Tony: We can sell all these books on Amazon and not have so much "stuff" around the house. New books we'll buy online if possible, or request them from the university library.
Megan: Great idea. Does this mean I can buy as many books as I want, as long as they are all electronic?
We've sold a lot of books on Amazon. Some old textbooks, novels, reference books, a wide variety. It is nice to have a smaller bookshelf, although I think books can be a conversation starter when people come over, so it makes me a little sad to watch the shelf dwindle down in size. What's left is a very strange eclectic mix of stuff we've deemed too important/interesting/special to sell, or which the market has told us is too value-less to sell.

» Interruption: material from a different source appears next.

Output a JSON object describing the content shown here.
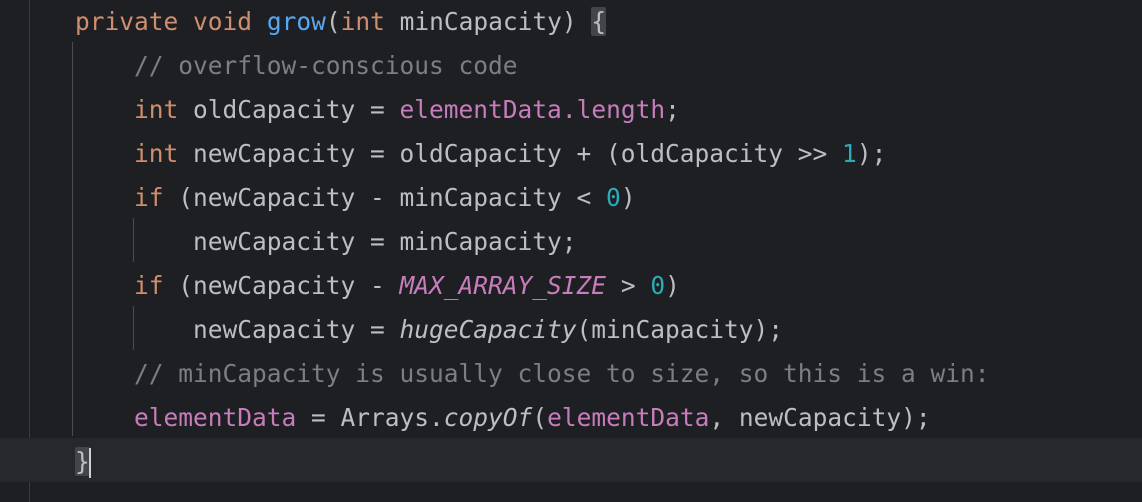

I've been reading more since I got the Kindle last April. I've bought lots of books for it, and in yesterday's post we discussed reading the newspaper on the Kindle. I would not recommend it for reading heavily referenced non-fiction (i.e. lots of reliance on the index, lots of outside quotations), non-fiction with lots of tables, or for book clubs or other places where there is a mixed group of Kindle and non-Kindle users.
I cover my thoughts on the e-book reader in postings over on my university web site here and here.
I'm still trying to reduce consumption overall, especially when it does take energy to power the Kindle (albeit a small amount), but it's nice to be able to buy a book, read it, and not add to the overall clutter in the house at all. Of course e-books have no resale value, but then again neither do many of the books we're trying to sell on Amazon.
Pocket: 4, Planet: 5, Win-Win: 17